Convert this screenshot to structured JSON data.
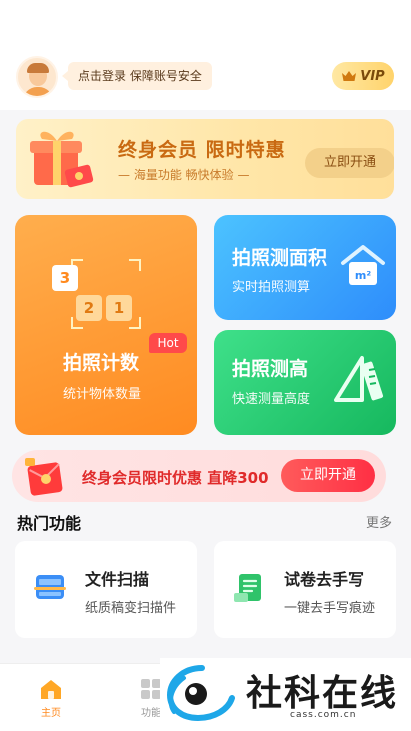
{
  "header": {
    "login_tip": "点击登录 保障账号安全",
    "vip_label": "VIP"
  },
  "promo": {
    "title": "终身会员 限时特惠",
    "subtitle": "— 海量功能 畅快体验 —",
    "button": "立即开通"
  },
  "cards": {
    "count": {
      "title": "拍照计数",
      "desc": "统计物体数量",
      "hot": "Hot",
      "digits": [
        "3",
        "2",
        "1"
      ]
    },
    "area": {
      "title": "拍照测面积",
      "desc": "实时拍照测算",
      "unit": "m²"
    },
    "height": {
      "title": "拍照测高",
      "desc": "快速测量高度"
    }
  },
  "strip": {
    "text": "终身会员限时优惠 直降300",
    "button": "立即开通"
  },
  "hot_section": {
    "title": "热门功能",
    "more": "更多"
  },
  "features": [
    {
      "title": "文件扫描",
      "desc": "纸质稿变扫描件"
    },
    {
      "title": "试卷去手写",
      "desc": "一键去手写痕迹"
    }
  ],
  "tabbar": {
    "home": "主页",
    "func": "功能"
  },
  "watermark": {
    "name": "社科在线",
    "domain": "cass.com.cn"
  },
  "colors": {
    "accent_orange": "#ff8b21",
    "accent_blue": "#2e8dfb",
    "accent_green": "#16b85e",
    "accent_red": "#ff2f44"
  }
}
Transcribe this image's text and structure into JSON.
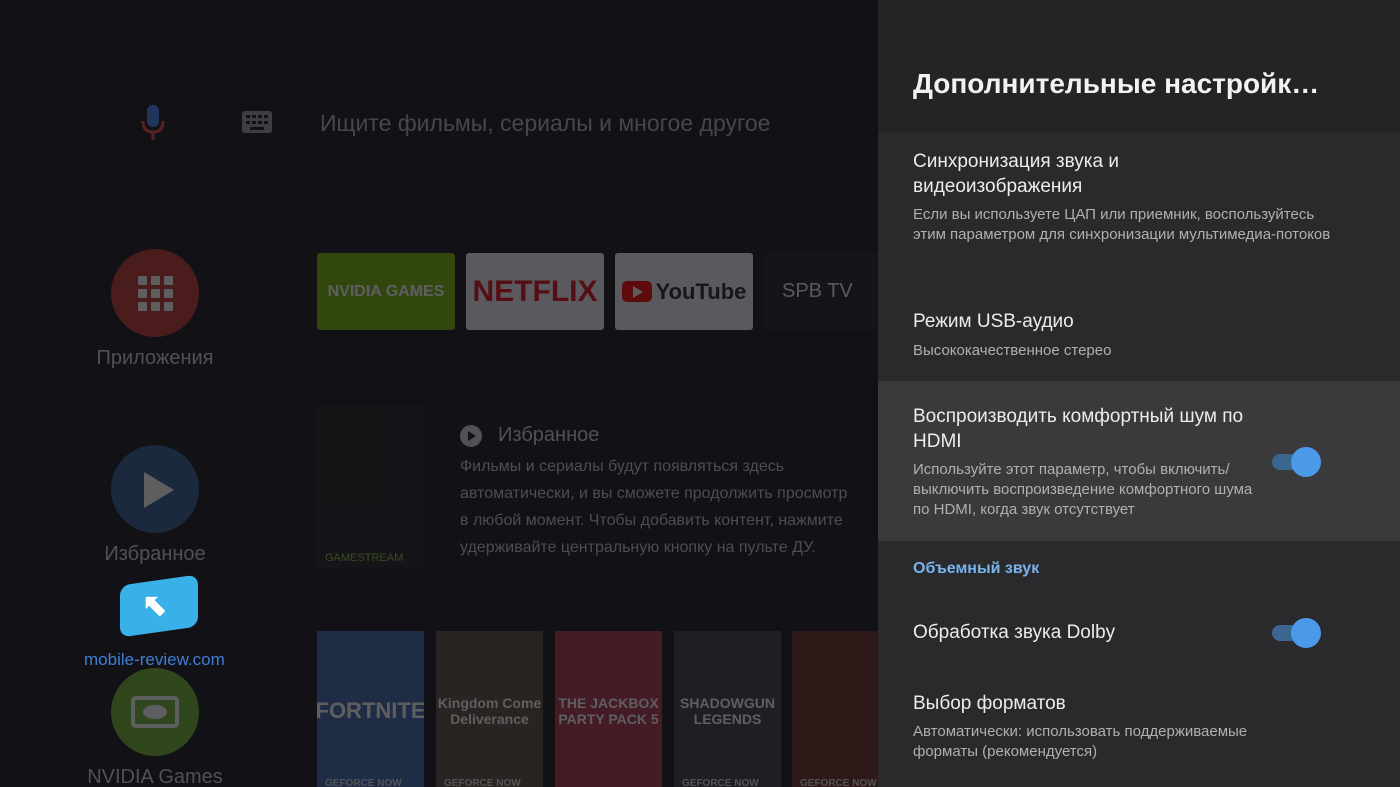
{
  "background": {
    "search_placeholder": "Ищите фильмы, сериалы и многое другое",
    "sidebar": [
      {
        "label": "Приложения",
        "icon": "apps-grid-icon"
      },
      {
        "label": "Избранное",
        "icon": "play-icon"
      },
      {
        "label": "NVIDIA Games",
        "icon": "nvidia-icon"
      }
    ],
    "app_tiles": [
      {
        "label": "NVIDIA GAMES"
      },
      {
        "label": "NETFLIX"
      },
      {
        "label": "YouTube"
      },
      {
        "label": "SPB TV"
      }
    ],
    "gamestream_label": "GAMESTREAM",
    "favorites": {
      "title": "Избранное",
      "description": [
        "Фильмы и сериалы будут появляться здесь",
        "автоматически, и вы сможете продолжить просмотр",
        "в любой момент. Чтобы добавить контент, нажмите",
        "удерживайте центральную кнопку на пульте ДУ."
      ]
    },
    "games": [
      {
        "title": "FORTNITE",
        "badge": "GEFORCE NOW"
      },
      {
        "title": "Kingdom Come Deliverance",
        "badge": "GEFORCE NOW"
      },
      {
        "title": "THE JACKBOX PARTY PACK 5",
        "badge": ""
      },
      {
        "title": "SHADOWGUN LEGENDS",
        "badge": "GEFORCE NOW"
      },
      {
        "title": "",
        "badge": "GEFORCE NOW"
      }
    ],
    "watermark": "mobile-review.com"
  },
  "panel": {
    "title": "Дополнительные настройк…",
    "items": [
      {
        "title": "Синхронизация звука и видеоизображения",
        "subtitle": "Если вы используете ЦАП или приемник, воспользуйтесь этим параметром для синхронизации мультимедиа-потоков"
      },
      {
        "title": "Режим USB-аудио",
        "subtitle": "Высококачественное стерео"
      },
      {
        "title": "Воспроизводить комфортный шум по HDMI",
        "subtitle": "Используйте этот параметр, чтобы включить/ выключить воспроизведение комфортного шума по HDMI, когда звук отсутствует",
        "toggle_on": true
      },
      {
        "title": "Обработка звука Dolby",
        "toggle_on": true
      },
      {
        "title": "Выбор форматов",
        "subtitle": "Автоматически: использовать поддерживаемые форматы (рекомендуется)"
      }
    ],
    "section_header": "Объемный звук"
  },
  "colors": {
    "panel_bg": "#2a2a2c",
    "focused_bg": "#3a3a3d",
    "accent": "#4a9ae9",
    "section_header": "#7ab4ee"
  }
}
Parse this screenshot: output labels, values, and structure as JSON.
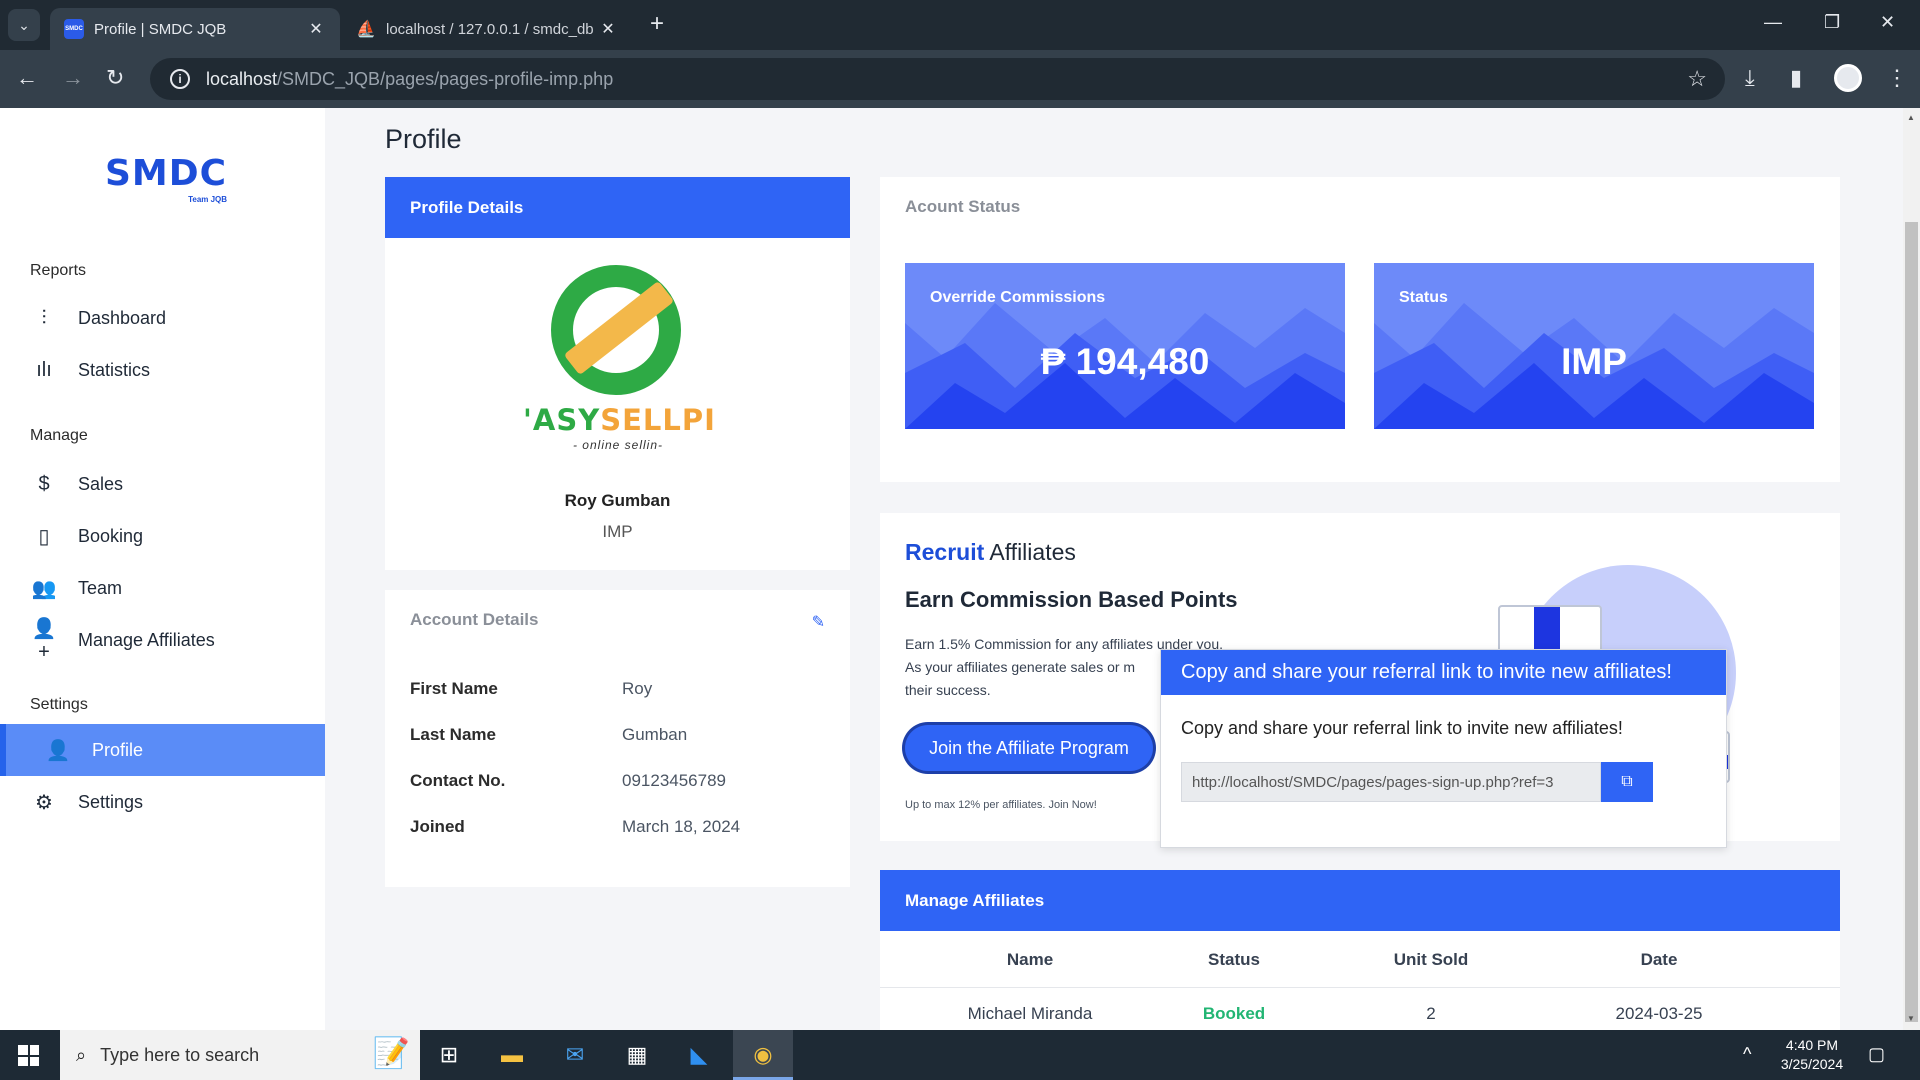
{
  "browser": {
    "tabs": [
      {
        "title": "Profile | SMDC JQB",
        "favicon_text": "SMDC"
      },
      {
        "title": "localhost / 127.0.0.1 / smdc_db",
        "favicon_text": "⛵"
      }
    ],
    "url_host": "localhost",
    "url_path": "/SMDC_JQB/pages/pages-profile-imp.php"
  },
  "sidebar": {
    "logo": "SMDC",
    "logo_sub": "Team JQB",
    "sections": [
      {
        "label": "Reports"
      },
      {
        "label": "Manage"
      },
      {
        "label": "Settings"
      }
    ],
    "items": [
      {
        "label": "Dashboard",
        "icon": "sliders-icon"
      },
      {
        "label": "Statistics",
        "icon": "bar-chart-icon"
      },
      {
        "label": "Sales",
        "icon": "dollar-icon"
      },
      {
        "label": "Booking",
        "icon": "book-icon"
      },
      {
        "label": "Team",
        "icon": "users-icon"
      },
      {
        "label": "Manage Affiliates",
        "icon": "user-plus-icon"
      },
      {
        "label": "Profile",
        "icon": "user-icon",
        "active": true
      },
      {
        "label": "Settings",
        "icon": "gear-icon"
      }
    ]
  },
  "page": {
    "title": "Profile"
  },
  "profile": {
    "header": "Profile Details",
    "brand_left": "ASY",
    "brand_right": "SELLPI",
    "brand_prefix": "'",
    "brand_tag": "- online sellin-",
    "name": "Roy Gumban",
    "role": "IMP"
  },
  "account": {
    "title": "Account Details",
    "rows": [
      {
        "label": "First Name",
        "value": "Roy"
      },
      {
        "label": "Last Name",
        "value": "Gumban"
      },
      {
        "label": "Contact No.",
        "value": "09123456789"
      },
      {
        "label": "Joined",
        "value": "March 18, 2024"
      }
    ]
  },
  "status": {
    "title": "Acount Status",
    "boxes": [
      {
        "label": "Override Commissions",
        "value": "₱ 194,480"
      },
      {
        "label": "Status",
        "value": "IMP"
      }
    ]
  },
  "recruit": {
    "title_highlight": "Recruit",
    "title_rest": " Affiliates",
    "subtitle": "Earn Commission Based Points",
    "desc_line1": "Earn 1.5% Commission for any affiliates under you.",
    "desc_line2": "As your affiliates generate sales or m",
    "desc_line3": "their success.",
    "button": "Join the Affiliate Program",
    "footnote": "Up to max 12% per affiliates. Join Now!"
  },
  "popover": {
    "header": "Copy and share your referral link to invite new affiliates!",
    "body": "Copy and share your referral link to invite new affiliates!",
    "link": "http://localhost/SMDC/pages/pages-sign-up.php?ref=3"
  },
  "affiliates": {
    "header": "Manage Affiliates",
    "columns": [
      "Name",
      "Status",
      "Unit Sold",
      "Date"
    ],
    "rows": [
      {
        "name": "Michael Miranda",
        "status": "Booked",
        "units": "2",
        "date": "2024-03-25"
      }
    ]
  },
  "taskbar": {
    "search_placeholder": "Type here to search",
    "time": "4:40 PM",
    "date": "3/25/2024"
  },
  "colors": {
    "accent": "#2f64f5",
    "sidebar_active": "#5a8cf7",
    "booked": "#22b573"
  }
}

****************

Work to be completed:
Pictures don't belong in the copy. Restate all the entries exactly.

Your response:
Convert this screenshot to structured JSON data.
{
  "header": {
    "login_tip": "点击登录 保障账号安全",
    "vip_label": "VIP"
  },
  "promo": {
    "title": "终身会员 限时特惠",
    "subtitle": "— 海量功能 畅快体验 —",
    "button": "立即开通"
  },
  "cards": {
    "count": {
      "title": "拍照计数",
      "desc": "统计物体数量",
      "hot": "Hot",
      "digits": [
        "3",
        "2",
        "1"
      ]
    },
    "area": {
      "title": "拍照测面积",
      "desc": "实时拍照测算",
      "unit": "m²"
    },
    "height": {
      "title": "拍照测高",
      "desc": "快速测量高度"
    }
  },
  "strip": {
    "text": "终身会员限时优惠 直降300",
    "button": "立即开通"
  },
  "hot_section": {
    "title": "热门功能",
    "more": "更多"
  },
  "features": [
    {
      "title": "文件扫描",
      "desc": "纸质稿变扫描件"
    },
    {
      "title": "试卷去手写",
      "desc": "一键去手写痕迹"
    }
  ],
  "tabbar": {
    "home": "主页",
    "func": "功能"
  },
  "watermark": {
    "name": "社科在线",
    "domain": "cass.com.cn"
  },
  "colors": {
    "accent_orange": "#ff8b21",
    "accent_blue": "#2e8dfb",
    "accent_green": "#16b85e",
    "accent_red": "#ff2f44"
  }
}
Transcribe this image's text and structure into JSON.
{
  "background": {
    "search_placeholder": "Ищите фильмы, сериалы и многое другое",
    "sidebar": [
      {
        "label": "Приложения",
        "icon": "apps-grid-icon"
      },
      {
        "label": "Избранное",
        "icon": "play-icon"
      },
      {
        "label": "NVIDIA Games",
        "icon": "nvidia-icon"
      }
    ],
    "app_tiles": [
      {
        "label": "NVIDIA GAMES"
      },
      {
        "label": "NETFLIX"
      },
      {
        "label": "YouTube"
      },
      {
        "label": "SPB TV"
      }
    ],
    "gamestream_label": "GAMESTREAM",
    "favorites": {
      "title": "Избранное",
      "description": [
        "Фильмы и сериалы будут появляться здесь",
        "автоматически, и вы сможете продолжить просмотр",
        "в любой момент. Чтобы добавить контент, нажмите",
        "удерживайте центральную кнопку на пульте ДУ."
      ]
    },
    "games": [
      {
        "title": "FORTNITE",
        "badge": "GEFORCE NOW"
      },
      {
        "title": "Kingdom Come Deliverance",
        "badge": "GEFORCE NOW"
      },
      {
        "title": "THE JACKBOX PARTY PACK 5",
        "badge": ""
      },
      {
        "title": "SHADOWGUN LEGENDS",
        "badge": "GEFORCE NOW"
      },
      {
        "title": "",
        "badge": "GEFORCE NOW"
      }
    ],
    "watermark": "mobile-review.com"
  },
  "panel": {
    "title": "Дополнительные настройк…",
    "items": [
      {
        "title": "Синхронизация звука и видеоизображения",
        "subtitle": "Если вы используете ЦАП или приемник, воспользуйтесь этим параметром для синхронизации мультимедиа-потоков"
      },
      {
        "title": "Режим USB-аудио",
        "subtitle": "Высококачественное стерео"
      },
      {
        "title": "Воспроизводить комфортный шум по HDMI",
        "subtitle": "Используйте этот параметр, чтобы включить/ выключить воспроизведение комфортного шума по HDMI, когда звук отсутствует",
        "toggle_on": true
      },
      {
        "title": "Обработка звука Dolby",
        "toggle_on": true
      },
      {
        "title": "Выбор форматов",
        "subtitle": "Автоматически: использовать поддерживаемые форматы (рекомендуется)"
      }
    ],
    "section_header": "Объемный звук"
  },
  "colors": {
    "panel_bg": "#2a2a2c",
    "focused_bg": "#3a3a3d",
    "accent": "#4a9ae9",
    "section_header": "#7ab4ee"
  }
}
Parse this screenshot: output labels, values, and structure as JSON.
{
  "browser": {
    "tabs": [
      {
        "title": "Profile | SMDC JQB",
        "favicon_text": "SMDC"
      },
      {
        "title": "localhost / 127.0.0.1 / smdc_db",
        "favicon_text": "⛵"
      }
    ],
    "url_host": "localhost",
    "url_path": "/SMDC_JQB/pages/pages-profile-imp.php"
  },
  "sidebar": {
    "logo": "SMDC",
    "logo_sub": "Team JQB",
    "sections": [
      {
        "label": "Reports"
      },
      {
        "label": "Manage"
      },
      {
        "label": "Settings"
      }
    ],
    "items": [
      {
        "label": "Dashboard",
        "icon": "sliders-icon"
      },
      {
        "label": "Statistics",
        "icon": "bar-chart-icon"
      },
      {
        "label": "Sales",
        "icon": "dollar-icon"
      },
      {
        "label": "Booking",
        "icon": "book-icon"
      },
      {
        "label": "Team",
        "icon": "users-icon"
      },
      {
        "label": "Manage Affiliates",
        "icon": "user-plus-icon"
      },
      {
        "label": "Profile",
        "icon": "user-icon",
        "active": true
      },
      {
        "label": "Settings",
        "icon": "gear-icon"
      }
    ]
  },
  "page": {
    "title": "Profile"
  },
  "profile": {
    "header": "Profile Details",
    "brand_left": "ASY",
    "brand_right": "SELLPI",
    "brand_prefix": "'",
    "brand_tag": "- online sellin-",
    "name": "Roy Gumban",
    "role": "IMP"
  },
  "account": {
    "title": "Account Details",
    "rows": [
      {
        "label": "First Name",
        "value": "Roy"
      },
      {
        "label": "Last Name",
        "value": "Gumban"
      },
      {
        "label": "Contact No.",
        "value": "09123456789"
      },
      {
        "label": "Joined",
        "value": "March 18, 2024"
      }
    ]
  },
  "status": {
    "title": "Acount Status",
    "boxes": [
      {
        "label": "Override Commissions",
        "value": "₱ 194,480"
      },
      {
        "label": "Status",
        "value": "IMP"
      }
    ]
  },
  "recruit": {
    "title_highlight": "Recruit",
    "title_rest": " Affiliates",
    "subtitle": "Earn Commission Based Points",
    "desc_line1": "Earn 1.5% Commission for any affiliates under you.",
    "desc_line2": "As your affiliates generate sales or m",
    "desc_line3": "their success.",
    "button": "Join the Affiliate Program",
    "footnote": "Up to max 12% per affiliates. Join Now!"
  },
  "popover": {
    "header": "Copy and share your referral link to invite new affiliates!",
    "body": "Copy and share your referral link to invite new affiliates!",
    "link": "http://localhost/SMDC/pages/pages-sign-up.php?ref=3"
  },
  "affiliates": {
    "header": "Manage Affiliates",
    "columns": [
      "Name",
      "Status",
      "Unit Sold",
      "Date"
    ],
    "rows": [
      {
        "name": "Michael Miranda",
        "status": "Booked",
        "units": "2",
        "date": "2024-03-25"
      }
    ]
  },
  "taskbar": {
    "search_placeholder": "Type here to search",
    "time": "4:40 PM",
    "date": "3/25/2024"
  },
  "colors": {
    "accent": "#2f64f5",
    "sidebar_active": "#5a8cf7",
    "booked": "#22b573"
  }
}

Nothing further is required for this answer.